Assignment >> All records below are to be set down precisely as written, excluding pictures.

Supplied material >>
◆ ◆ ◆

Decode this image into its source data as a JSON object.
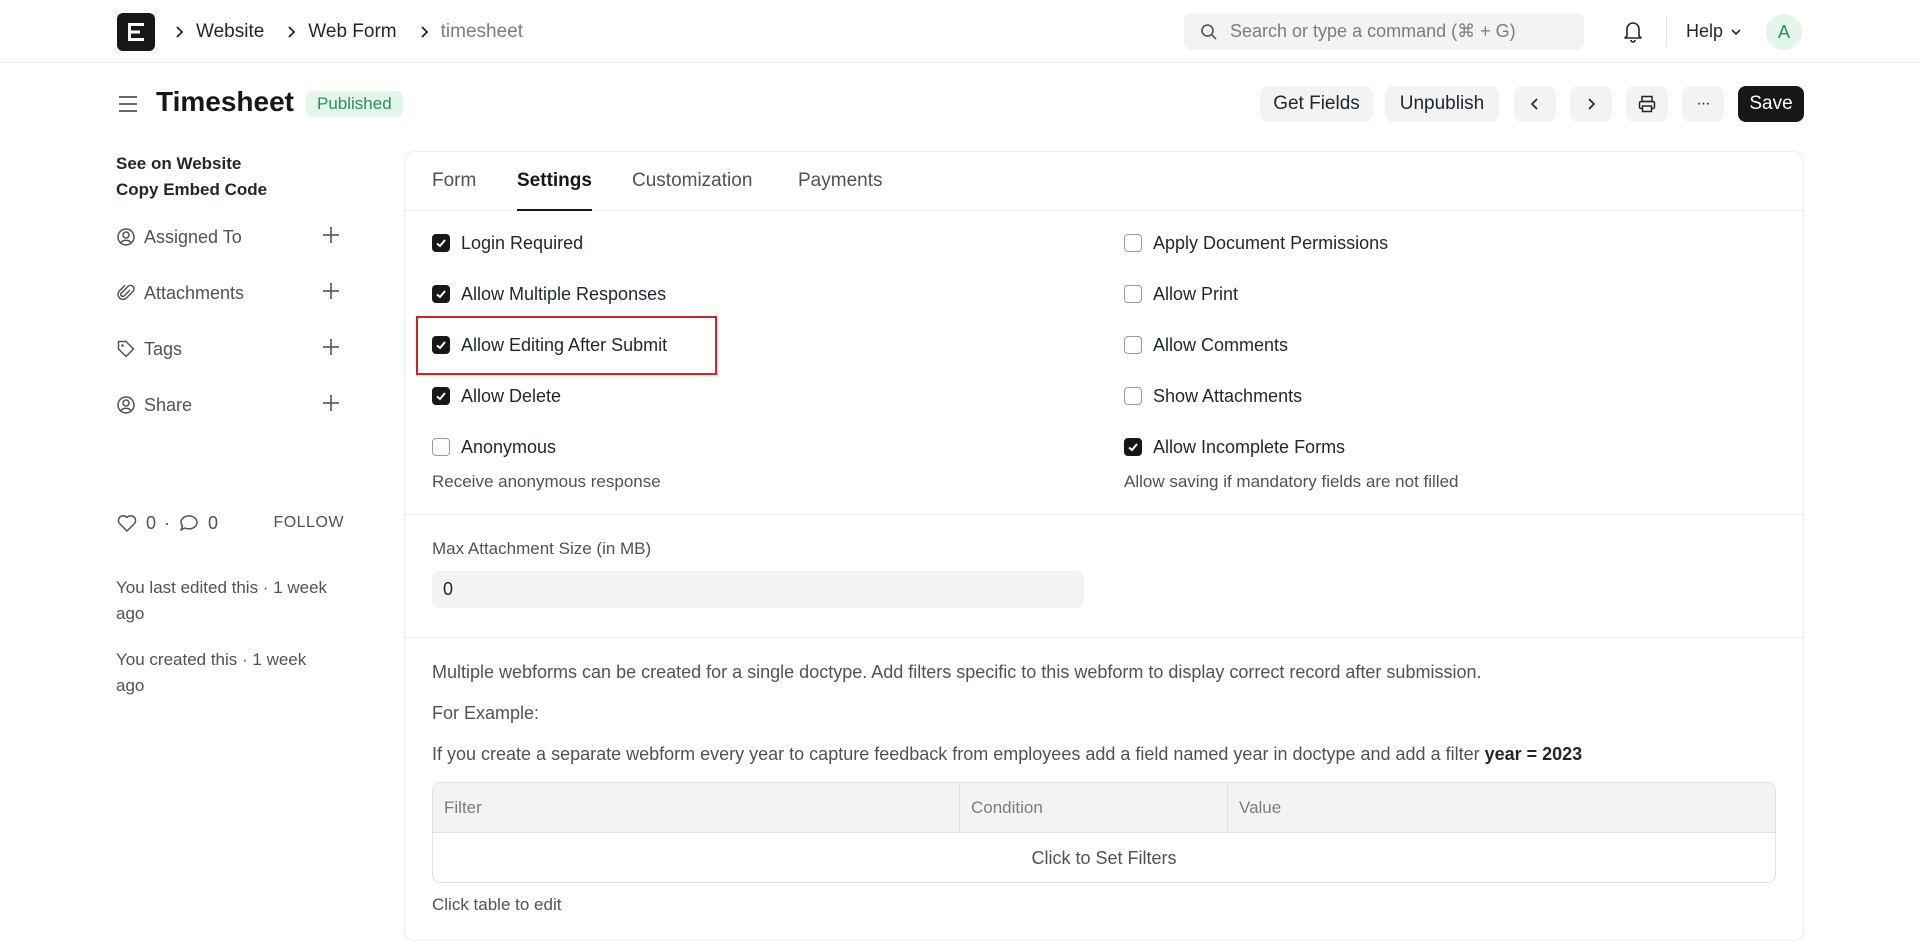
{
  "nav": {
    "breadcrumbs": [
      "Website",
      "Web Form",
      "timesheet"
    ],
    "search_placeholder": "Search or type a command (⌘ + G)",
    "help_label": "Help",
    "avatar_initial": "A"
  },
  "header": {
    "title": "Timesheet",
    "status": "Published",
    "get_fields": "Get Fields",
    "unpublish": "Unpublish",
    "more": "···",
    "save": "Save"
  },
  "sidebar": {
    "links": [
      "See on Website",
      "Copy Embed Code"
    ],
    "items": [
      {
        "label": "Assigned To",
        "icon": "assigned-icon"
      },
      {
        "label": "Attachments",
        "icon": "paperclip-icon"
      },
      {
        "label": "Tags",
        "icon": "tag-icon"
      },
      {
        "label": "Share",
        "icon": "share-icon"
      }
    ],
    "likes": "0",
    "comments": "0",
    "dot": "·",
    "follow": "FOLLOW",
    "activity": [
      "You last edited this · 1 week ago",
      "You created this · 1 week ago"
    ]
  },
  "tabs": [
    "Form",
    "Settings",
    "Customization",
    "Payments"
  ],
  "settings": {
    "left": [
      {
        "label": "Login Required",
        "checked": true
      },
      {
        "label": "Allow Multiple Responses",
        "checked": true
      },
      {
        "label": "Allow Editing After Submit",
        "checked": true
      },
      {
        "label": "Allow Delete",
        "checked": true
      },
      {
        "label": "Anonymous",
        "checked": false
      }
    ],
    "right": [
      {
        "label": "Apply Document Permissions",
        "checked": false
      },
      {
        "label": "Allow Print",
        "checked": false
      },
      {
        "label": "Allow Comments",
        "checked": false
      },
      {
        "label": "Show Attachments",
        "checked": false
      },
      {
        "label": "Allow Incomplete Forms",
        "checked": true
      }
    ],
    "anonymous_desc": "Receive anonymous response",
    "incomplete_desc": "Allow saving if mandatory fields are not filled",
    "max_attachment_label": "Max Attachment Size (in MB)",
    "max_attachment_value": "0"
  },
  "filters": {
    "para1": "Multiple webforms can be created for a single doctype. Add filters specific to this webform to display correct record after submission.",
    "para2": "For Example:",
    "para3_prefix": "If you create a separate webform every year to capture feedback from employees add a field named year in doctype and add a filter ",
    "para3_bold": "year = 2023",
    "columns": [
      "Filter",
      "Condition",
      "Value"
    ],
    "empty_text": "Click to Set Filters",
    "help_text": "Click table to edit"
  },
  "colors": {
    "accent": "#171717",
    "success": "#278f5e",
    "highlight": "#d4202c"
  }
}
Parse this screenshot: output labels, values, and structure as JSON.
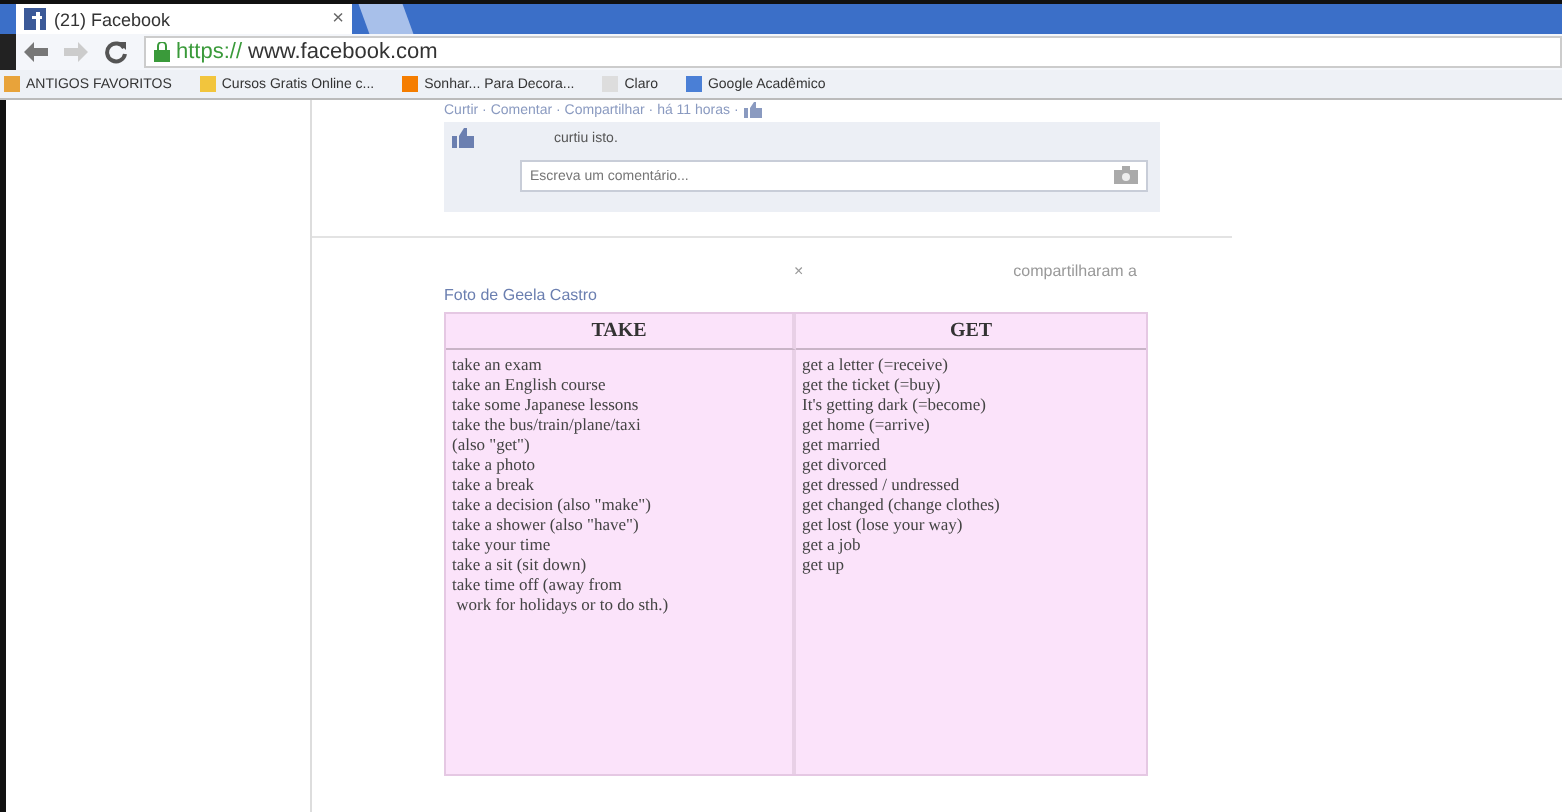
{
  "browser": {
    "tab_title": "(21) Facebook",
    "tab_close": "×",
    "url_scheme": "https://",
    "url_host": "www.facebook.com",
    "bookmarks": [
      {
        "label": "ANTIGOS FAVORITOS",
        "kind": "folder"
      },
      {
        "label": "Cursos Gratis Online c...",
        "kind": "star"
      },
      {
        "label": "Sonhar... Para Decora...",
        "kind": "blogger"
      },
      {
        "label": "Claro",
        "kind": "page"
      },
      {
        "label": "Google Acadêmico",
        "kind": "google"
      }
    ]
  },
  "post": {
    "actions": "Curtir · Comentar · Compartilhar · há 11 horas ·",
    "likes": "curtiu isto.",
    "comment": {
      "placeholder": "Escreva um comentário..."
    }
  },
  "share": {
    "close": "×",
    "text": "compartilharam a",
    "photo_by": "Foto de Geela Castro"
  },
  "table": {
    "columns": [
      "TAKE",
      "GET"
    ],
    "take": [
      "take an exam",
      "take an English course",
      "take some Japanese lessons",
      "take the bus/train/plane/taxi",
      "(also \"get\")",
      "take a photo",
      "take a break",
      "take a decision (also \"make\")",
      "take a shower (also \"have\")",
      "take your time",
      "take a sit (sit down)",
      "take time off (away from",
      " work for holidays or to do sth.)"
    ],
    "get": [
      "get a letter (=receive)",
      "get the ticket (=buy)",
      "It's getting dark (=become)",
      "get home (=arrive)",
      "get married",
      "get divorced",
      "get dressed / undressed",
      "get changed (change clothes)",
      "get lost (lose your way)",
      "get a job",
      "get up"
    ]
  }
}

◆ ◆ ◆

Response area >>
Decode this image into its source data as a JSON object.
{
  "nav": {
    "breadcrumbs": [
      "Website",
      "Web Form",
      "timesheet"
    ],
    "search_placeholder": "Search or type a command (⌘ + G)",
    "help_label": "Help",
    "avatar_initial": "A"
  },
  "header": {
    "title": "Timesheet",
    "status": "Published",
    "get_fields": "Get Fields",
    "unpublish": "Unpublish",
    "more": "···",
    "save": "Save"
  },
  "sidebar": {
    "links": [
      "See on Website",
      "Copy Embed Code"
    ],
    "items": [
      {
        "label": "Assigned To",
        "icon": "assigned-icon"
      },
      {
        "label": "Attachments",
        "icon": "paperclip-icon"
      },
      {
        "label": "Tags",
        "icon": "tag-icon"
      },
      {
        "label": "Share",
        "icon": "share-icon"
      }
    ],
    "likes": "0",
    "comments": "0",
    "dot": "·",
    "follow": "FOLLOW",
    "activity": [
      "You last edited this · 1 week ago",
      "You created this · 1 week ago"
    ]
  },
  "tabs": [
    "Form",
    "Settings",
    "Customization",
    "Payments"
  ],
  "settings": {
    "left": [
      {
        "label": "Login Required",
        "checked": true
      },
      {
        "label": "Allow Multiple Responses",
        "checked": true
      },
      {
        "label": "Allow Editing After Submit",
        "checked": true
      },
      {
        "label": "Allow Delete",
        "checked": true
      },
      {
        "label": "Anonymous",
        "checked": false
      }
    ],
    "right": [
      {
        "label": "Apply Document Permissions",
        "checked": false
      },
      {
        "label": "Allow Print",
        "checked": false
      },
      {
        "label": "Allow Comments",
        "checked": false
      },
      {
        "label": "Show Attachments",
        "checked": false
      },
      {
        "label": "Allow Incomplete Forms",
        "checked": true
      }
    ],
    "anonymous_desc": "Receive anonymous response",
    "incomplete_desc": "Allow saving if mandatory fields are not filled",
    "max_attachment_label": "Max Attachment Size (in MB)",
    "max_attachment_value": "0"
  },
  "filters": {
    "para1": "Multiple webforms can be created for a single doctype. Add filters specific to this webform to display correct record after submission.",
    "para2": "For Example:",
    "para3_prefix": "If you create a separate webform every year to capture feedback from employees add a field named year in doctype and add a filter ",
    "para3_bold": "year = 2023",
    "columns": [
      "Filter",
      "Condition",
      "Value"
    ],
    "empty_text": "Click to Set Filters",
    "help_text": "Click table to edit"
  },
  "colors": {
    "accent": "#171717",
    "success": "#278f5e",
    "highlight": "#d4202c"
  }
}
Parse this screenshot: output labels, values, and structure as JSON.
{
  "browser": {
    "tab_title": "(21) Facebook",
    "tab_close": "×",
    "url_scheme": "https://",
    "url_host": "www.facebook.com",
    "bookmarks": [
      {
        "label": "ANTIGOS FAVORITOS",
        "kind": "folder"
      },
      {
        "label": "Cursos Gratis Online c...",
        "kind": "star"
      },
      {
        "label": "Sonhar... Para Decora...",
        "kind": "blogger"
      },
      {
        "label": "Claro",
        "kind": "page"
      },
      {
        "label": "Google Acadêmico",
        "kind": "google"
      }
    ]
  },
  "post": {
    "actions": "Curtir · Comentar · Compartilhar · há 11 horas ·",
    "likes": "curtiu isto.",
    "comment": {
      "placeholder": "Escreva um comentário..."
    }
  },
  "share": {
    "close": "×",
    "text": "compartilharam a",
    "photo_by": "Foto de Geela Castro"
  },
  "table": {
    "columns": [
      "TAKE",
      "GET"
    ],
    "take": [
      "take an exam",
      "take an English course",
      "take some Japanese lessons",
      "take the bus/train/plane/taxi",
      "(also \"get\")",
      "take a photo",
      "take a break",
      "take a decision (also \"make\")",
      "take a shower (also \"have\")",
      "take your time",
      "take a sit (sit down)",
      "take time off (away from",
      " work for holidays or to do sth.)"
    ],
    "get": [
      "get a letter (=receive)",
      "get the ticket (=buy)",
      "It's getting dark (=become)",
      "get home (=arrive)",
      "get married",
      "get divorced",
      "get dressed / undressed",
      "get changed (change clothes)",
      "get lost (lose your way)",
      "get a job",
      "get up"
    ]
  }
}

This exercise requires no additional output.